▶ INFORMATION PROVIDED
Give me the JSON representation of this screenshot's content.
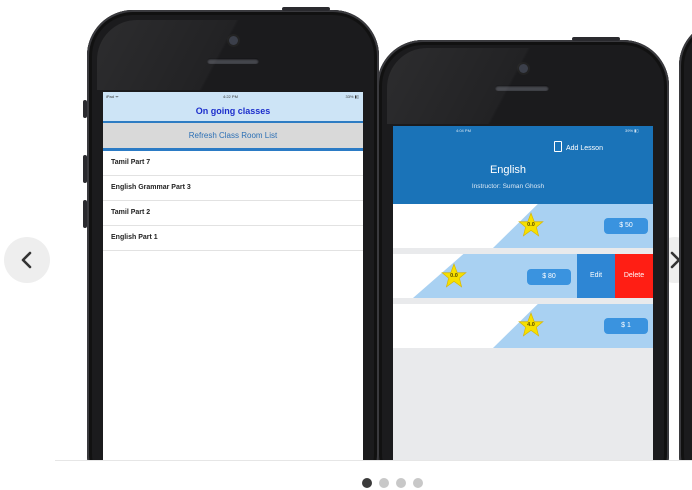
{
  "carousel": {
    "prev_icon": "chevron-left-icon",
    "next_icon": "chevron-right-icon",
    "pages": 4,
    "active_page": 1
  },
  "phone1": {
    "status": {
      "carrier": "iPad ᯤ",
      "time": "4:22 PM",
      "battery": "33% ▮▯"
    },
    "title": "On going classes",
    "refresh_button": "Refresh Class Room List",
    "classes": [
      "Tamil Part 7",
      "English Grammar Part 3",
      "Tamil Part 2",
      "English Part 1"
    ]
  },
  "phone2": {
    "status": {
      "time": "4:04 PM",
      "battery": "39% ▮▯"
    },
    "add_lesson": "Add Lesson",
    "subject": "English",
    "instructor": "Instructor: Suman Ghosh",
    "lessons": [
      {
        "rating": "0.0",
        "price": "$ 50"
      },
      {
        "rating": "0.0",
        "price": "$ 80",
        "edit": "Edit",
        "delete": "Delete"
      },
      {
        "rating": "4.0",
        "price": "$ 1"
      }
    ],
    "colors": {
      "header": "#1a73b8",
      "band": "#a9d1f2",
      "price": "#3a93df",
      "delete": "#ff1e14",
      "edit": "#2e86d4",
      "star": "#f6e000"
    }
  }
}
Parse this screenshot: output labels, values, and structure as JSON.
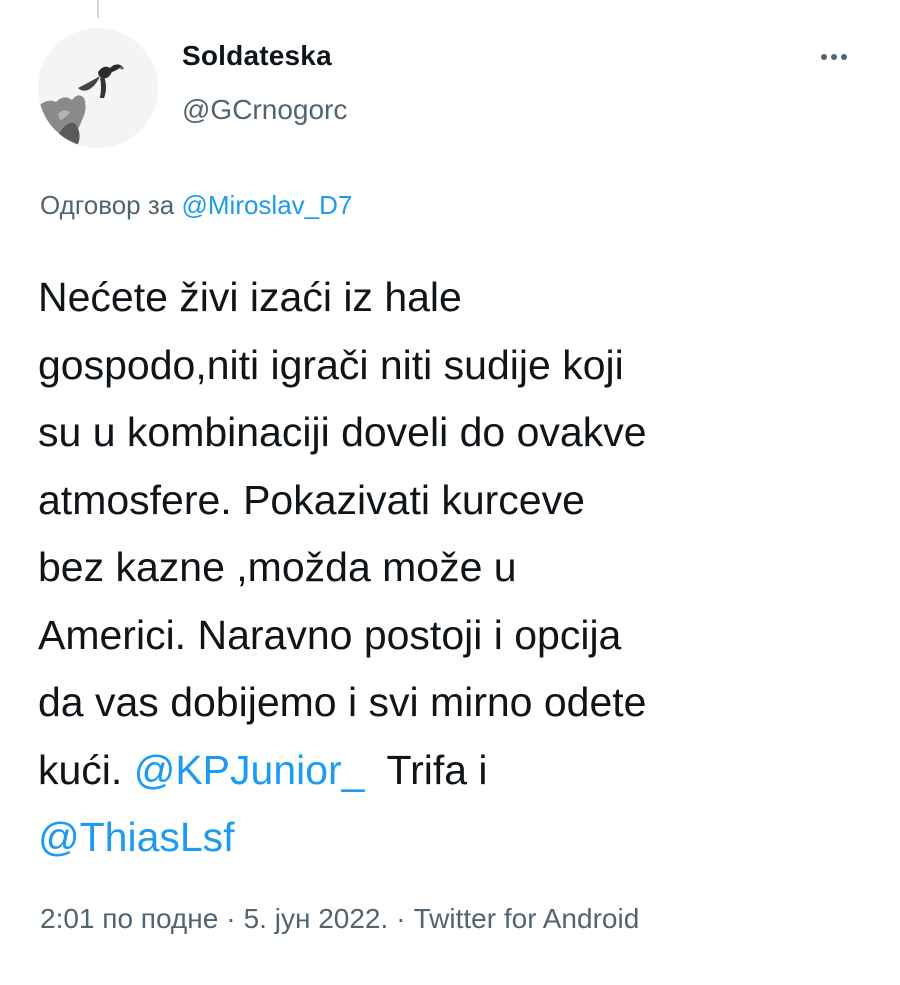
{
  "tweet": {
    "display_name": "Soldateska",
    "handle": "@GCrnogorc",
    "more_icon": "more-horizontal-icon",
    "reply_prefix": "Одговор за",
    "reply_to": "@Miroslav_D7",
    "body": {
      "line1": "Nećete živi izaći iz hale",
      "line2": "gospodo,niti igrači niti sudije koji",
      "line3": "su u kombinaciji doveli do ovakve",
      "line4": "atmosfere. Pokazivati kurceve",
      "line5": "bez kazne ,možda može u",
      "line6": "Americi. Naravno postoji i opcija",
      "line7": "da vas dobijemo i svi mirno odete",
      "line8_text": "kući. ",
      "mention1": "@KPJunior_",
      "line8_tail": "  Trifa i",
      "mention2": "@ThiasLsf"
    },
    "time": "2:01 по подне",
    "date": "5. јун 2022.",
    "separator": "·",
    "source": "Twitter for Android"
  },
  "colors": {
    "text": "#0f1419",
    "secondary": "#536471",
    "accent": "#1d9bf0",
    "thread_line": "#cfd9de"
  }
}
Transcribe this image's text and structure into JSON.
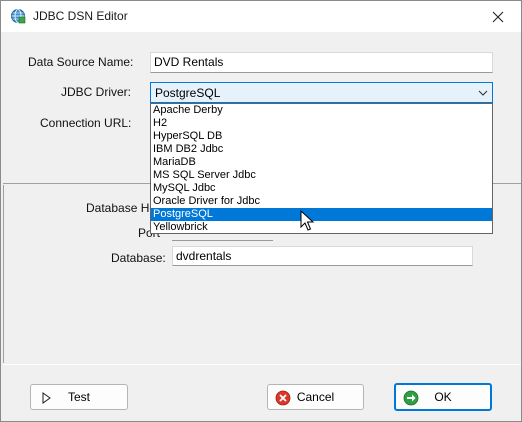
{
  "window": {
    "title": "JDBC DSN Editor"
  },
  "form": {
    "data_source_name": {
      "label": "Data Source Name:",
      "value": "DVD Rentals"
    },
    "jdbc_driver": {
      "label": "JDBC Driver:",
      "value": "PostgreSQL"
    },
    "connection_url": {
      "label": "Connection URL:"
    },
    "database_host": {
      "label": "Database Ho"
    },
    "port": {
      "label": "Port"
    },
    "database": {
      "label": "Database:",
      "value": "dvdrentals"
    }
  },
  "driver_options": [
    "Apache Derby",
    "H2",
    "HyperSQL DB",
    "IBM DB2 Jdbc",
    "MariaDB",
    "MS SQL Server Jdbc",
    "MySQL Jdbc",
    "Oracle Driver for Jdbc",
    "PostgreSQL",
    "Yellowbrick"
  ],
  "selected_option_index": 8,
  "buttons": {
    "test": "Test",
    "cancel": "Cancel",
    "ok": "OK"
  },
  "colors": {
    "accent": "#0078d7",
    "cancel_red": "#d9382b",
    "ok_green": "#2ea043"
  },
  "icons": {
    "app": "jdbc-globe-icon",
    "close": "close-icon",
    "test": "play-icon",
    "cancel": "cancel-x-icon",
    "ok": "ok-arrow-icon",
    "combo": "chevron-down-icon"
  }
}
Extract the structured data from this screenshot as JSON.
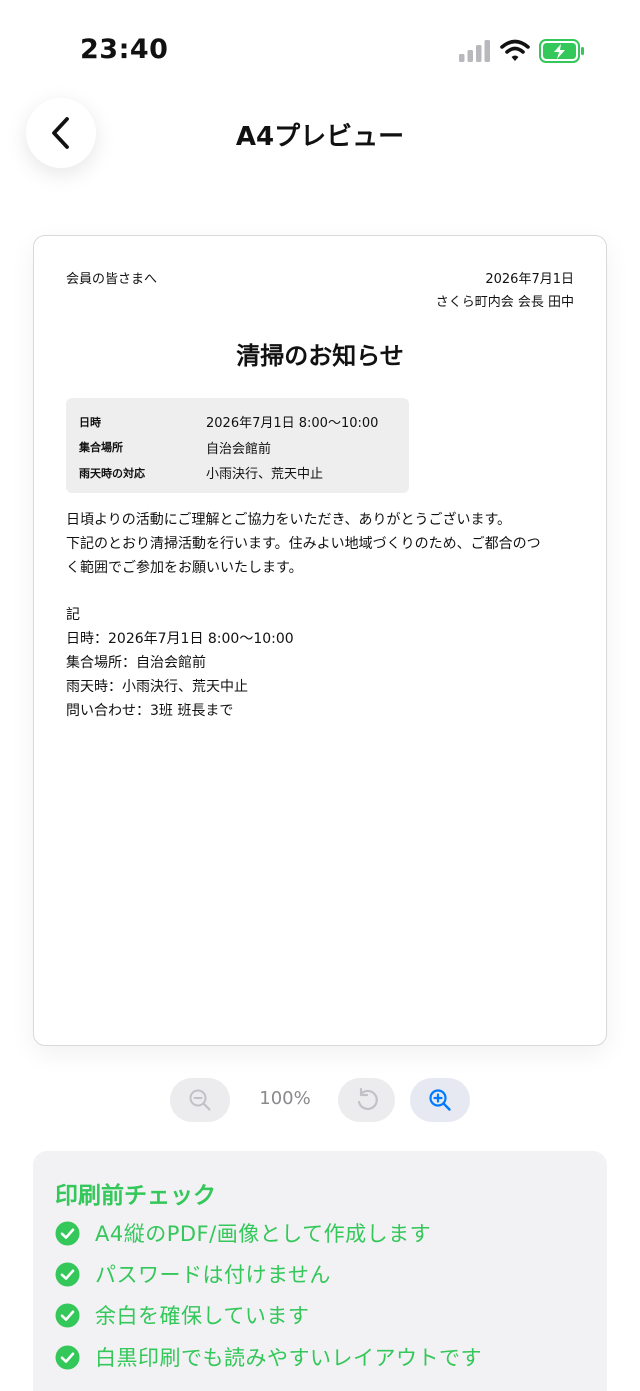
{
  "status_bar": {
    "time": "23:40"
  },
  "header": {
    "title": "A4プレビュー",
    "back_icon": "chevron-left-icon"
  },
  "document": {
    "recipient": "会員の皆さまへ",
    "date": "2026年7月1日",
    "sender": "さくら町内会 会長 田中",
    "title": "清掃のお知らせ",
    "info": [
      {
        "label": "日時",
        "value": "2026年7月1日 8:00〜10:00"
      },
      {
        "label": "集合場所",
        "value": "自治会館前"
      },
      {
        "label": "雨天時の対応",
        "value": "小雨決行、荒天中止"
      }
    ],
    "body_lines": [
      "日頃よりの活動にご理解とご協力をいただき、ありがとうございます。",
      "下記のとおり清掃活動を行います。住みよい地域づくりのため、ご都合のつ",
      "く範囲でご参加をお願いいたします。"
    ],
    "details": [
      "記",
      "日時：2026年7月1日 8:00〜10:00",
      "集合場所：自治会館前",
      "雨天時：小雨決行、荒天中止",
      "問い合わせ：3班 班長まで"
    ]
  },
  "zoom": {
    "level": "100%",
    "icons": [
      "zoom-out-icon",
      "rotate-icon",
      "zoom-in-icon"
    ]
  },
  "checklist": {
    "title": "印刷前チェック",
    "items": [
      "A4縦のPDF/画像として作成します",
      "パスワードは付けません",
      "余白を確保しています",
      "白黒印刷でも読みやすいレイアウトです"
    ]
  },
  "colors": {
    "accent_green": "#34c759",
    "accent_blue": "#007aff",
    "panel_bg": "#f2f2f5"
  }
}
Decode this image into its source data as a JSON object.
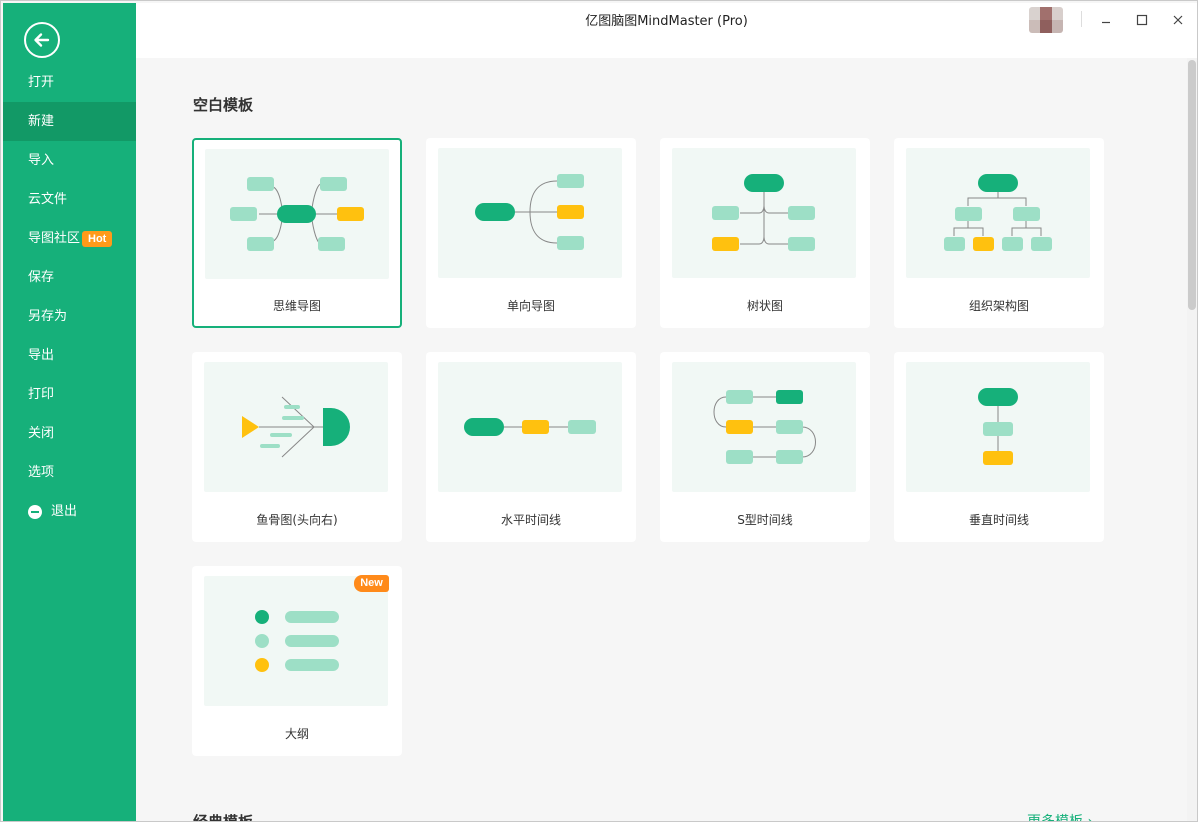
{
  "window": {
    "title": "亿图脑图MindMaster (Pro)"
  },
  "sidebar": {
    "items": [
      {
        "label": "打开"
      },
      {
        "label": "新建",
        "active": true
      },
      {
        "label": "导入"
      },
      {
        "label": "云文件"
      },
      {
        "label": "导图社区",
        "badge": "Hot"
      },
      {
        "label": "保存"
      },
      {
        "label": "另存为"
      },
      {
        "label": "导出"
      },
      {
        "label": "打印"
      },
      {
        "label": "关闭"
      },
      {
        "label": "选项"
      },
      {
        "label": "退出",
        "icon": "minus-circle-icon"
      }
    ]
  },
  "blank_templates": {
    "title": "空白模板",
    "cards": [
      {
        "label": "思维导图",
        "selected": true
      },
      {
        "label": "单向导图"
      },
      {
        "label": "树状图"
      },
      {
        "label": "组织架构图"
      },
      {
        "label": "鱼骨图(头向右)"
      },
      {
        "label": "水平时间线"
      },
      {
        "label": "S型时间线"
      },
      {
        "label": "垂直时间线"
      },
      {
        "label": "大纲",
        "badge": "New"
      }
    ]
  },
  "classic_templates": {
    "title": "经典模板",
    "more_link": "更多模板 ›"
  },
  "colors": {
    "brand": "#16b07a",
    "light": "#9ddfc6",
    "accent": "#ffc10f",
    "hot": "#ff9a1a"
  }
}
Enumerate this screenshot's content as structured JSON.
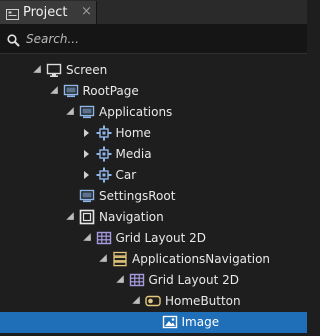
{
  "panel": {
    "tab_title": "Project",
    "tab_close": "×"
  },
  "search": {
    "placeholder": "Search...",
    "value": ""
  },
  "tree": [
    {
      "label": "Screen",
      "icon": "screen-icon",
      "level": 0,
      "state": "expanded",
      "selected": false
    },
    {
      "label": "RootPage",
      "icon": "page-icon",
      "level": 1,
      "state": "expanded",
      "selected": false
    },
    {
      "label": "Applications",
      "icon": "page-icon",
      "level": 2,
      "state": "expanded",
      "selected": false
    },
    {
      "label": "Home",
      "icon": "component-icon",
      "level": 3,
      "state": "collapsed",
      "selected": false
    },
    {
      "label": "Media",
      "icon": "component-icon",
      "level": 3,
      "state": "collapsed",
      "selected": false
    },
    {
      "label": "Car",
      "icon": "component-icon",
      "level": 3,
      "state": "collapsed",
      "selected": false
    },
    {
      "label": "SettingsRoot",
      "icon": "page-icon",
      "level": 2,
      "state": "none",
      "selected": false
    },
    {
      "label": "Navigation",
      "icon": "empty-node-icon",
      "level": 2,
      "state": "expanded",
      "selected": false
    },
    {
      "label": "Grid Layout 2D",
      "icon": "grid-layout-icon",
      "level": 3,
      "state": "expanded",
      "selected": false
    },
    {
      "label": "ApplicationsNavigation",
      "icon": "list-icon",
      "level": 4,
      "state": "expanded",
      "selected": false
    },
    {
      "label": "Grid Layout 2D",
      "icon": "grid-layout-icon",
      "level": 5,
      "state": "expanded",
      "selected": false
    },
    {
      "label": "HomeButton",
      "icon": "button-icon",
      "level": 6,
      "state": "expanded",
      "selected": false
    },
    {
      "label": "Image",
      "icon": "image-icon",
      "level": 7,
      "state": "none",
      "selected": true
    }
  ],
  "colors": {
    "background": "#1e1e1e",
    "selection": "#1f6fb8",
    "icon_blue": "#8fb6e8",
    "icon_purple": "#a59be0",
    "icon_yellow": "#e3c77a"
  }
}
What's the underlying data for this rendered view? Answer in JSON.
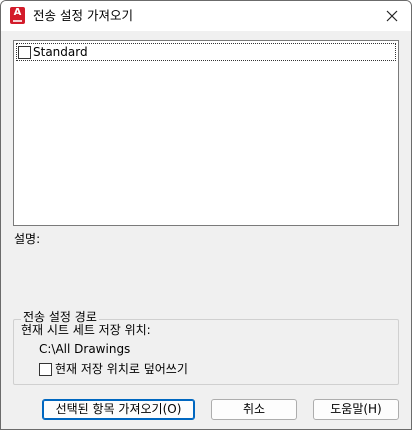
{
  "window": {
    "title": "전송 설정 가져오기",
    "icon": "autocad-app-icon",
    "icon_letter": "A",
    "accent": "#d31c2b"
  },
  "list": {
    "items": [
      {
        "label": "Standard",
        "checked": false
      }
    ]
  },
  "description": {
    "label": "설명:"
  },
  "path_group": {
    "legend": "전송 설정 경로",
    "location_label": "현재 시트 세트 저장 위치:",
    "location_value": "C:\\All Drawings",
    "overwrite_label": "현재 저장 위치로 덮어쓰기",
    "overwrite_checked": false
  },
  "buttons": {
    "import": "선택된 항목 가져오기(O)",
    "cancel": "취소",
    "help": "도움말(H)"
  }
}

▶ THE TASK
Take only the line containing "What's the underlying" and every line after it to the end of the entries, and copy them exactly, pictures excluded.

▶ SOLUTION FOR THIS TASK
What's the underlying data for this rendered view? Answer in JSON.
{
  "window": {
    "title": "전송 설정 가져오기",
    "icon": "autocad-app-icon",
    "icon_letter": "A",
    "accent": "#d31c2b"
  },
  "list": {
    "items": [
      {
        "label": "Standard",
        "checked": false
      }
    ]
  },
  "description": {
    "label": "설명:"
  },
  "path_group": {
    "legend": "전송 설정 경로",
    "location_label": "현재 시트 세트 저장 위치:",
    "location_value": "C:\\All Drawings",
    "overwrite_label": "현재 저장 위치로 덮어쓰기",
    "overwrite_checked": false
  },
  "buttons": {
    "import": "선택된 항목 가져오기(O)",
    "cancel": "취소",
    "help": "도움말(H)"
  }
}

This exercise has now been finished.